Entries from a dataset of interfaces
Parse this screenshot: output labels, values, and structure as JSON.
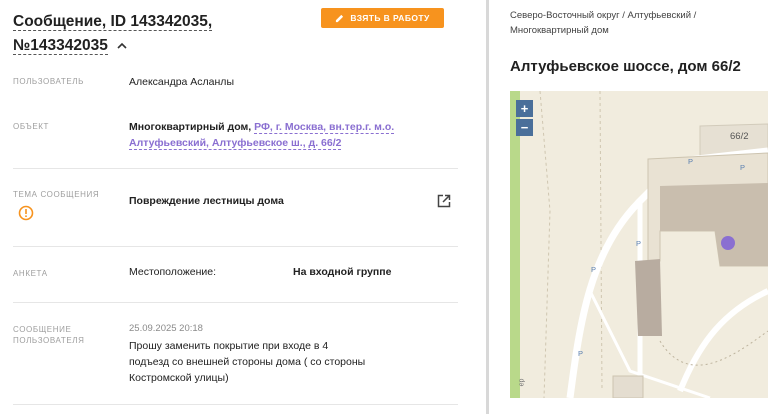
{
  "message": {
    "title_line1": "Сообщение, ID 143342035,",
    "title_line2": "№143342035",
    "take_button": "ВЗЯТЬ В РАБОТУ"
  },
  "fields": {
    "user_label": "ПОЛЬЗОВАТЕЛЬ",
    "user_value": "Александра Асланлы",
    "object_label": "ОБЪЕКТ",
    "object_type": "Многоквартирный дом,",
    "object_link_line1": "РФ, г. Москва, вн.тер.г. м.о.",
    "object_link_line2": "Алтуфьевский, Алтуфьевское ш., д. 66/2",
    "topic_label": "ТЕМА СООБЩЕНИЯ",
    "topic_value": "Повреждение лестницы дома",
    "form_label": "АНКЕТА",
    "form_key": "Местоположение:",
    "form_value": "На входной группе",
    "msg_label_line1": "СООБЩЕНИЕ",
    "msg_label_line2": "ПОЛЬЗОВАТЕЛЯ",
    "msg_date": "25.09.2025 20:18",
    "msg_line1": "Прошу заменить покрытие при входе в 4",
    "msg_line2": "подъезд со внешней стороны дома ( со стороны",
    "msg_line3": "Костромской улицы)"
  },
  "map_panel": {
    "breadcrumb_line1": "Северо-Восточный округ / Алтуфьевский /",
    "breadcrumb_line2": "Многоквартирный дом",
    "address": "Алтуфьевское шоссе, дом 66/2",
    "zoom_in": "+",
    "zoom_out": "−",
    "building_number": "66/2",
    "parking_label": "P",
    "road_fragment": "ер"
  },
  "colors": {
    "accent_orange": "#f7931e",
    "link_purple": "#8a6fd1",
    "marker_purple": "#8a6fd1",
    "warning_orange": "#f7931e"
  },
  "icons": [
    "pencil-icon",
    "chevron-up-icon",
    "warning-icon",
    "external-link-icon"
  ]
}
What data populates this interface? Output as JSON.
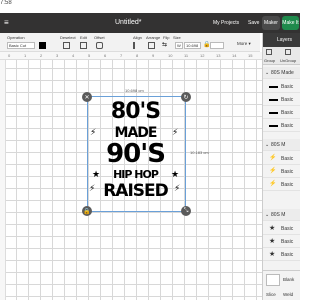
{
  "corner": "7:58",
  "topbar": {
    "title": "Untitled*",
    "my_projects": "My Projects",
    "save": "Save",
    "machine": "Maker",
    "make": "Make It"
  },
  "toolbar": {
    "operation_label": "Operation",
    "operation_value": "Basic Cut",
    "deselect": "Deselect",
    "edit": "Edit",
    "offset": "Offset",
    "align": "Align",
    "arrange": "Arrange",
    "flip": "Flip",
    "size": "Size",
    "size_w": "10.698",
    "more": "More ▾"
  },
  "ruler_ticks": [
    "0",
    "1",
    "2",
    "3",
    "4",
    "5",
    "6",
    "7",
    "8",
    "9",
    "10",
    "11",
    "12",
    "13",
    "14",
    "15"
  ],
  "canvas": {
    "width_label": "10.698 cm",
    "height_label": "10.183 cm"
  },
  "artwork": {
    "line1": "80'S",
    "line2": "MADE",
    "line3": "90'S",
    "line4": "HIP HOP",
    "line5": "RAISED"
  },
  "layers_panel": {
    "tab": "Layers",
    "group_btn": "Group",
    "ungroup_btn": "UnGroup",
    "groups": [
      {
        "title": "80S Made",
        "items": [
          "Basic",
          "Basic",
          "Basic",
          "Basic"
        ]
      },
      {
        "title": "80S M",
        "items": [
          "Basic",
          "Basic",
          "Basic"
        ]
      },
      {
        "title": "80S M",
        "items": [
          "Basic",
          "Basic",
          "Basic"
        ]
      }
    ],
    "blank_canvas": "Blank",
    "slice": "Slice",
    "weld": "Weld"
  },
  "colors": {
    "topbar": "#333232",
    "accent": "#1f8a4c",
    "selection": "#6aa0d8"
  }
}
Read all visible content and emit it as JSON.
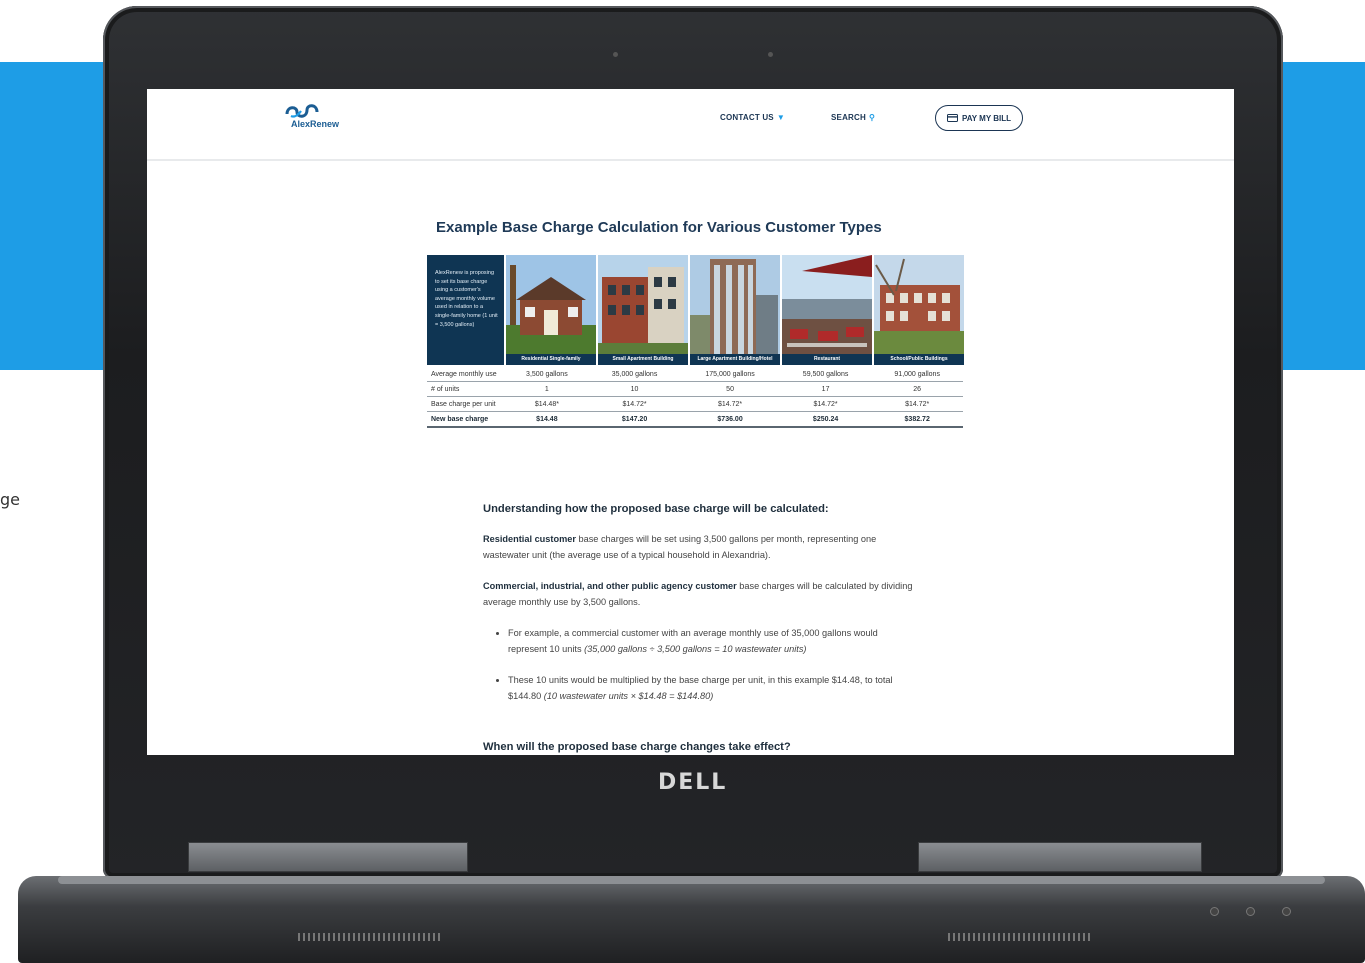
{
  "background": {
    "side_text": "ge",
    "band_color": "#1e9de6"
  },
  "device": {
    "brand": "DELL"
  },
  "site": {
    "logo_text": "AlexRenew",
    "nav": {
      "contact": "CONTACT US",
      "search": "SEARCH",
      "pay": "PAY MY BILL"
    },
    "accent": "#1e9de6",
    "navy": "#0f3553"
  },
  "section_title": "Example Base Charge Calculation for Various Customer Types",
  "promo": {
    "intro": "AlexRenew is proposing to set its base charge using a customer's average monthly volume used in relation to a single-family home (1 unit = 3,500 gallons)",
    "photos": [
      "Residential Single-family",
      "Small Apartment Building",
      "Large Apartment Building/Hotel",
      "Restaurant",
      "School/Public Buildings"
    ]
  },
  "table": {
    "rows": [
      {
        "label": "Average monthly use",
        "values": [
          "3,500 gallons",
          "35,000 gallons",
          "175,000 gallons",
          "59,500 gallons",
          "91,000 gallons"
        ]
      },
      {
        "label": "# of units",
        "values": [
          "1",
          "10",
          "50",
          "17",
          "26"
        ]
      },
      {
        "label": "Base charge per unit",
        "values": [
          "$14.48*",
          "$14.72*",
          "$14.72*",
          "$14.72*",
          "$14.72*"
        ]
      },
      {
        "label": "New base charge",
        "values": [
          "$14.48",
          "$147.20",
          "$736.00",
          "$250.24",
          "$382.72"
        ]
      }
    ]
  },
  "explain": {
    "heading": "Understanding how the proposed base charge will be calculated:",
    "p1_bold": "Residential customer",
    "p1_rest": " base charges will be set using 3,500 gallons per month, representing one wastewater unit (the average use of a typical household in Alexandria).",
    "p2_bold": "Commercial, industrial, and other public agency customer",
    "p2_rest": " base charges will be calculated by dividing average monthly use by 3,500 gallons.",
    "b1_text": "For example, a commercial customer with an average monthly use of 35,000 gallons would represent 10 units ",
    "b1_ital": "(35,000 gallons ÷ 3,500 gallons = 10 wastewater units)",
    "b2_text": "These 10 units would be multiplied by the base charge per unit, in this example $14.48, to total $144.80 ",
    "b2_ital": "(10 wastewater units × $14.48 = $144.80)",
    "heading2": "When will the proposed base charge changes take effect?"
  }
}
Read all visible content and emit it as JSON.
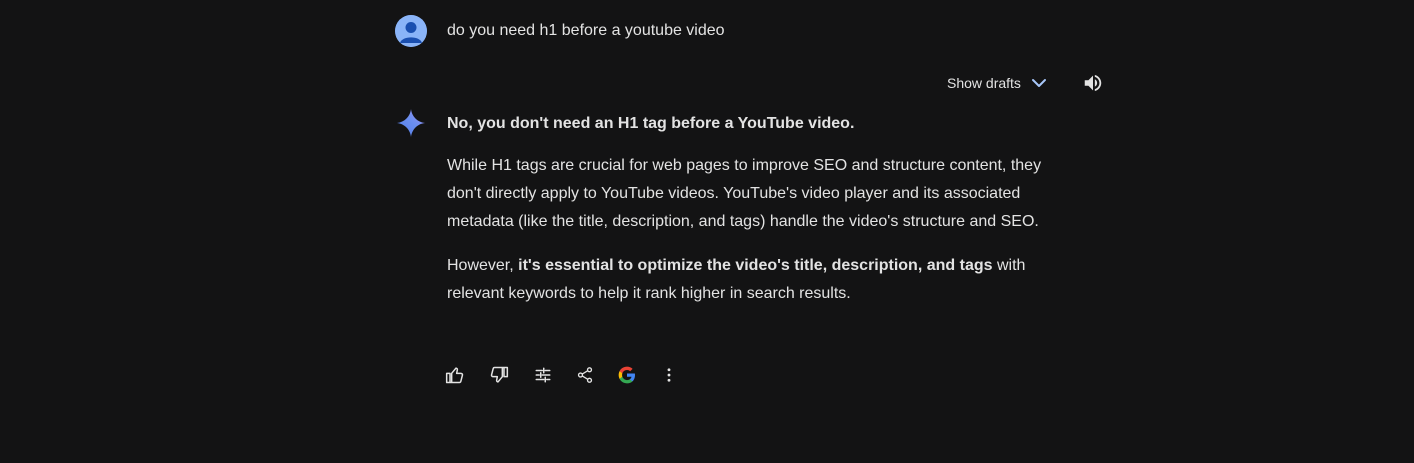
{
  "user": {
    "query": "do you need h1 before a youtube video",
    "avatar_icon": "user-avatar-icon"
  },
  "toolbar": {
    "show_drafts_label": "Show drafts",
    "chevron_icon": "chevron-down-icon",
    "speaker_icon": "volume-icon"
  },
  "response": {
    "icon": "gemini-spark-icon",
    "heading": "No, you don't need an H1 tag before a YouTube video.",
    "paragraph1": "While H1 tags are crucial for web pages to improve SEO and structure content, they don't directly apply to YouTube videos. YouTube's video player and its associated metadata (like the title, description, and tags) handle the video's structure and SEO.",
    "paragraph2_before": "However, ",
    "paragraph2_bold": "it's essential to optimize the video's title, description, and tags",
    "paragraph2_after": " with relevant keywords to help it rank higher in search results."
  },
  "actions": [
    {
      "name": "thumbs-up-icon"
    },
    {
      "name": "thumbs-down-icon"
    },
    {
      "name": "modify-response-icon"
    },
    {
      "name": "share-icon"
    },
    {
      "name": "google-search-icon"
    },
    {
      "name": "more-options-icon"
    }
  ],
  "colors": {
    "background": "#131314",
    "text": "#e3e3e3",
    "accent": "#a8c7fa"
  }
}
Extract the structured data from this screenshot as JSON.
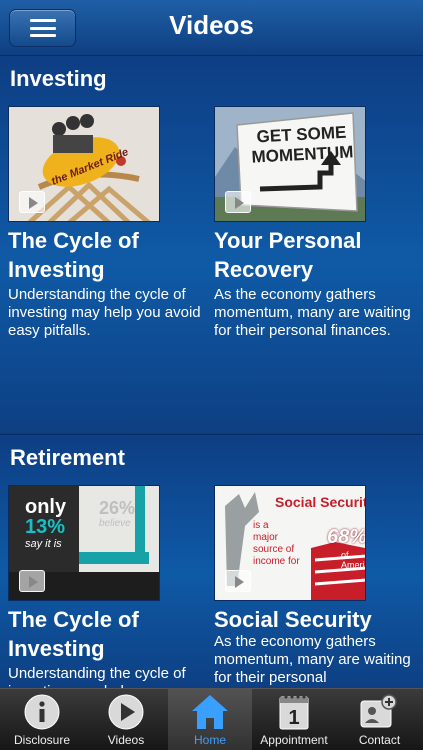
{
  "header": {
    "title": "Videos",
    "menu_icon": "hamburger-icon"
  },
  "sections": [
    {
      "title": "Investing",
      "cards": [
        {
          "title": "The Cycle of Investing",
          "title_line1": "The Cycle of",
          "title_line2": "Investing",
          "description": "Understanding the cycle of investing may help you avoid easy pitfalls.",
          "thumb_text": "the Market Ride"
        },
        {
          "title": "Your Personal Recovery",
          "title_line1": "Your Personal",
          "title_line2": "Recovery",
          "description": "As the economy gathers momentum, many are waiting for their personal finances.",
          "thumb_text_1": "GET SOME",
          "thumb_text_2": "MOMENTUM"
        }
      ]
    },
    {
      "title": "Retirement",
      "cards": [
        {
          "title": "The Cycle of Investing",
          "title_line1": "The Cycle of",
          "title_line2": "Investing",
          "description": "Understanding the cycle of investing may help you",
          "thumb_only": "only",
          "thumb_pct": "13%",
          "thumb_say": "say it is",
          "thumb_pct2": "26%",
          "thumb_believe": "believe"
        },
        {
          "title": "Social Security",
          "description": "As the economy gathers momentum, many are waiting for their personal",
          "thumb_heading": "Social Securit",
          "thumb_is": "is a",
          "thumb_major": "major",
          "thumb_source": "source of",
          "thumb_income": "income for",
          "thumb_pct": "68%",
          "thumb_of": "of",
          "thumb_americans": "Americ"
        }
      ]
    }
  ],
  "tabbar": {
    "tabs": [
      {
        "label": "Disclosure",
        "icon": "info-icon"
      },
      {
        "label": "Videos",
        "icon": "play-icon"
      },
      {
        "label": "Home",
        "icon": "home-icon"
      },
      {
        "label": "Appointment",
        "icon": "calendar-icon",
        "icon_text": "1"
      },
      {
        "label": "Contact",
        "icon": "add-contact-icon"
      }
    ],
    "active": "Home",
    "active_color": "#3aa0ff"
  }
}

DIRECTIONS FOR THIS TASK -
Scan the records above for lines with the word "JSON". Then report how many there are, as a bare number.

EXPECTED ANSWER -
5